In 2011 more than 5,500 of our people moved into our new office at More London. The building was pioneering in its sustainability approach, and designed to have 58% lower carbon emissions than there would be in a typical building meeting prevailing construction regulations.
It was the first office building in the UK to receive the BREEAM Outstanding rating with a final score of 89.97% - the highest ever rating at the time. We achieved this through paying close attention to the building's design and construction from the earliest possible stages.
For example, we chose a digital addressable lighting interface (DALI) system to reflect and intensify natural light so we only use lighting when we need it. Other energy-saving features include regenerative braking in our lifts, solar water heating on our roofs and LED lights throughout the building. A display screen in our lobby lets visitors and employees know how much energy the building is using.
Much of the building's heat, and almost 50% of its electricity, comes from a tri-generator system that runs on 100% used cooking oil. The oil is sourced from restaurants within the M25, including our own staff restaurant, to keep transport emissions down, and refined by a local supplier. This allows us to cut our use of both gas and vehicle fuel, and to support local businesses.

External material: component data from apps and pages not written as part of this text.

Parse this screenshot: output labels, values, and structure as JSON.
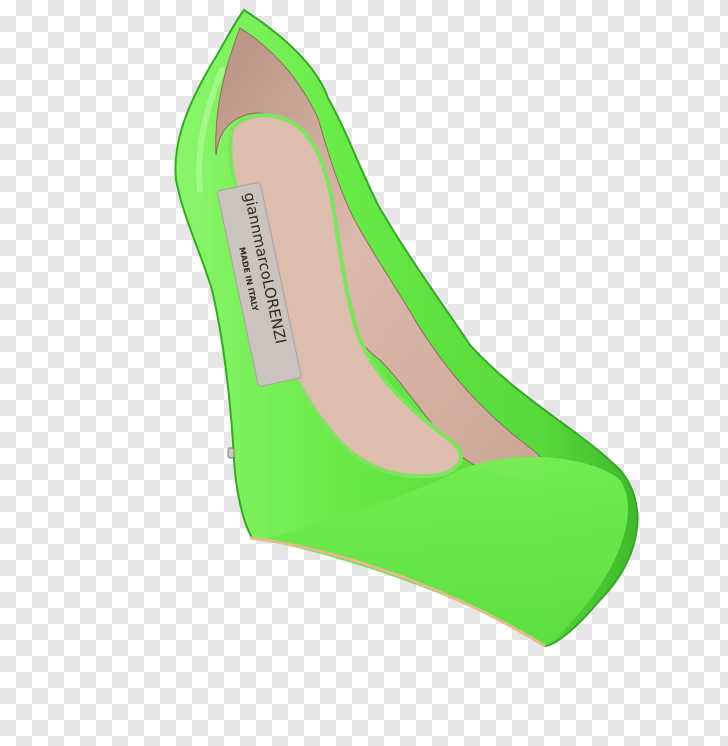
{
  "image": {
    "subject": "shoe",
    "background": "transparency-checkerboard",
    "colors": {
      "upper": "#66ec46",
      "upper_shadow": "#3fb82b",
      "upper_highlight": "#a6ff8c",
      "lining": "#d8b5a6",
      "lining_shadow": "#a98677",
      "label": "#c8c2bd",
      "sole_edge": "#e7b88b"
    }
  },
  "insole_label": {
    "brand": "giannmarcoLORENZI",
    "subtext": "MADE IN ITALY"
  }
}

The building has outperformed its energy targets and the tri-generator is exceeding its original energy production target of 25%, helping the building to achieve the BREEAM ‘in use’ certificate

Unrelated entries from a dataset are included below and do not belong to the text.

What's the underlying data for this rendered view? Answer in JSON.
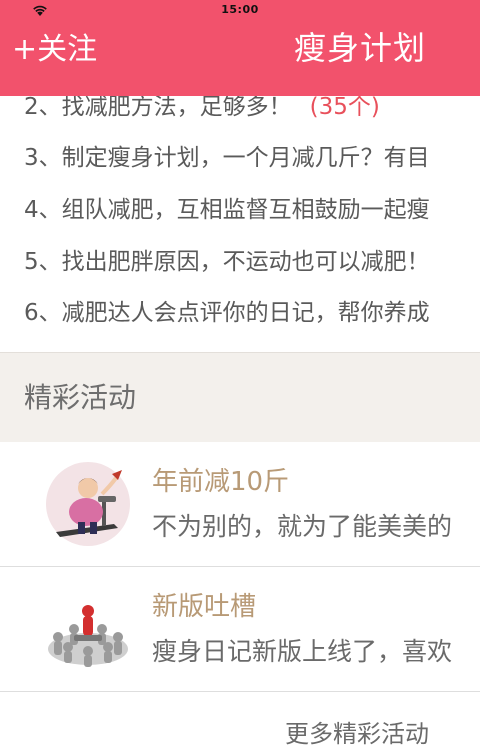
{
  "status_bar": {
    "time": "15:00"
  },
  "header": {
    "follow_label": "+关注",
    "title": "瘦身计划",
    "background": "#f2526c"
  },
  "plan_list": [
    {
      "text": "2、找减肥方法，足够多！",
      "count": "(35个)"
    },
    {
      "text": "3、制定瘦身计划，一个月减几斤？有目"
    },
    {
      "text": "4、组队减肥，互相监督互相鼓励一起瘦"
    },
    {
      "text": "5、找出肥胖原因，不运动也可以减肥！"
    },
    {
      "text": "6、减肥达人会点评你的日记，帮你养成"
    }
  ],
  "section": {
    "title": "精彩活动"
  },
  "activities": [
    {
      "title": "年前减10斤",
      "description": "不为别的，就为了能美美的",
      "icon": "treadmill-woman-icon"
    },
    {
      "title": "新版吐槽",
      "description": "瘦身日记新版上线了，喜欢",
      "icon": "group-meeting-icon"
    }
  ],
  "more_link": "更多精彩活动"
}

To find out more about our building at More London, take a look at our video case study.
Following the success of our More London office, in 2014 we finished the two-year transformation of our headquarters office at Embankment Place to bring it up to the same high standards in terms of workplace and sustainability.
We were delighted when it achieved the ‘Outstanding’ rating with the highest ever UK rating of 96.31% under BREEAM, including a 100% score for materials, transport and management. It’s also a first as a refurbishment, rather than a ‘new build’, and we believe it supports the case for retrofitting existing buildings.

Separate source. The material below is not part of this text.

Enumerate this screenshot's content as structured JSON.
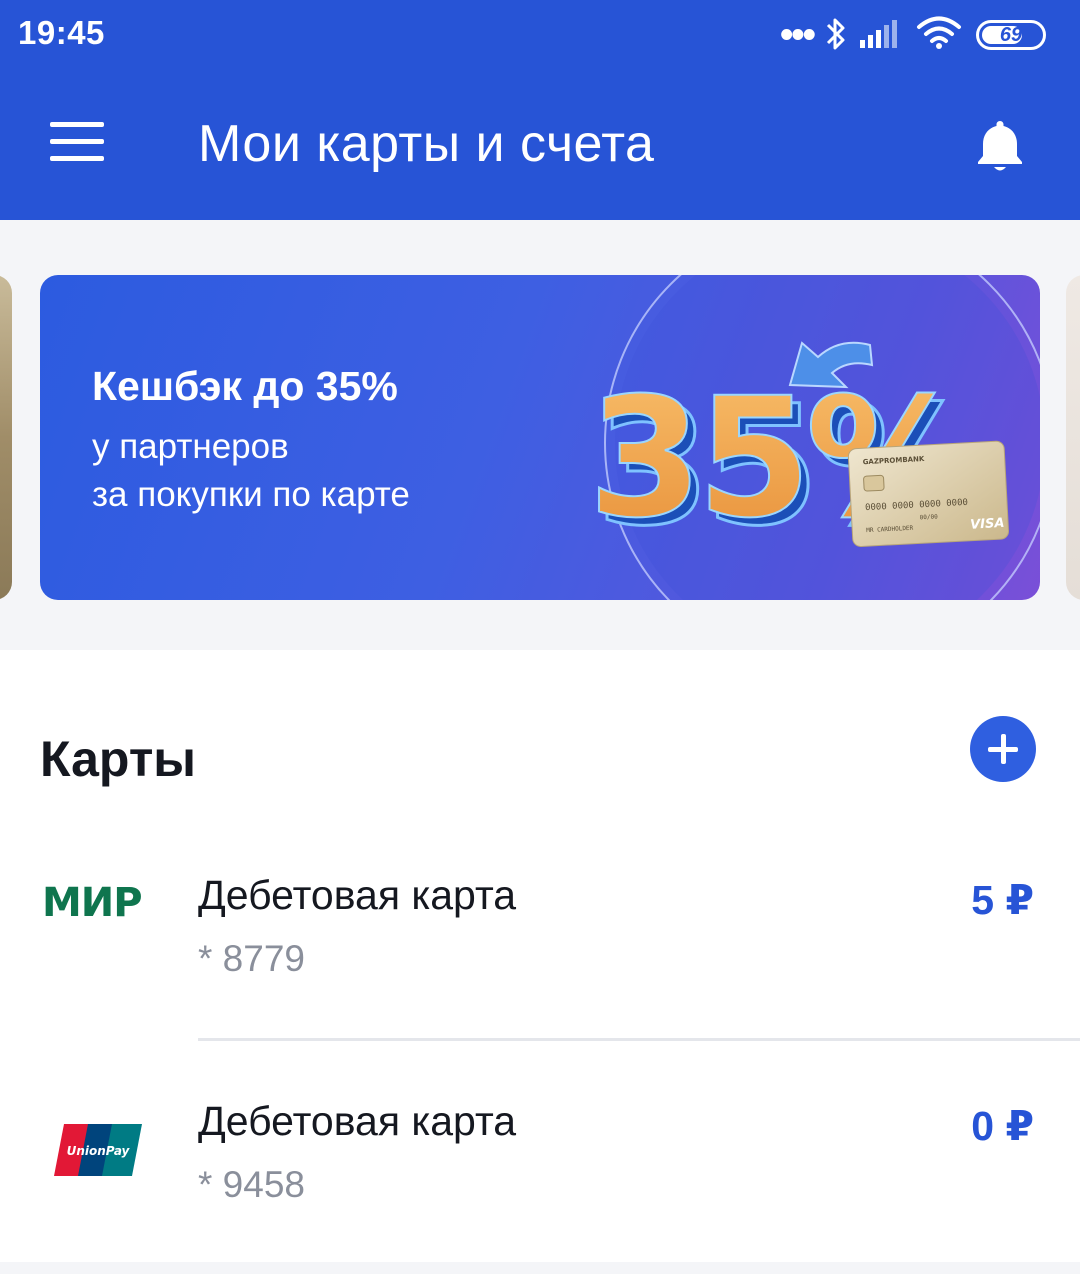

We’ve applied many of the technologies and lessons learned from our More London office. Central to this is the tri-generator, which also runs on recycled cooking oil, and we collaborated with our biofuel supplier and London South Bank University to refine it to the European standard for biofuel, EN14214. The tri-generator can produce around 60% of the building’s peak electricity requirements and 20% of the heating load, and emits approximately 40% less carbon than a typical equivalent.
The building also benefits from:
We expect the improvement measures to pay for themselves within four years.
We’re also applying many of the lessons and BREEAM principles to the ongoing upgrade of our regional offices. With the leases for several of these offices expiring, we’ve taken the opportunity to consolidate our portfolio, to reduce our space and energy consumption.
We’ve continued our rolling programme of innovation and investment across of our offices too. This includes upgrading our building management systems to improve the existing infrastructure, moving to automatic metering, installing light sensors and increasing the amount of low-energy lighting across our portfolio.
We’ve also increased the ambient temperatures in our IT equipment rooms, a move which saves energy from cooling while having no detrimental impact on performance. We’ve invested further in voltage optimisation. And we've taken practical steps like turning lights and heating off in our buildings when they're empty.
We continue to work with our suppliers to identify further opportunities to improve how we use energy in our buildings.
We aim to purchase the grid electricity we consume from renewable sources where we can. In October 2015, we moved to a new arrangement with Good Energy. Our purchased electricity is a mix of wind and solar energy, backed by Renewable Energy Guarantee of Origin (REGO) certificates which are traceable to the source. This arrangement applies to all mainland UK offices that we operate ourselves. In 2017 it accounted for 62% of our total electricity consumption, and 40% of our overall energy consumption.
The trigenerators in our More London and Embankment place offices, use carbon neutral biofuel from recycled cooking oil and have a combined power output of 1.8 megawatts. They provided 10% of the energy in our buildings in 2017.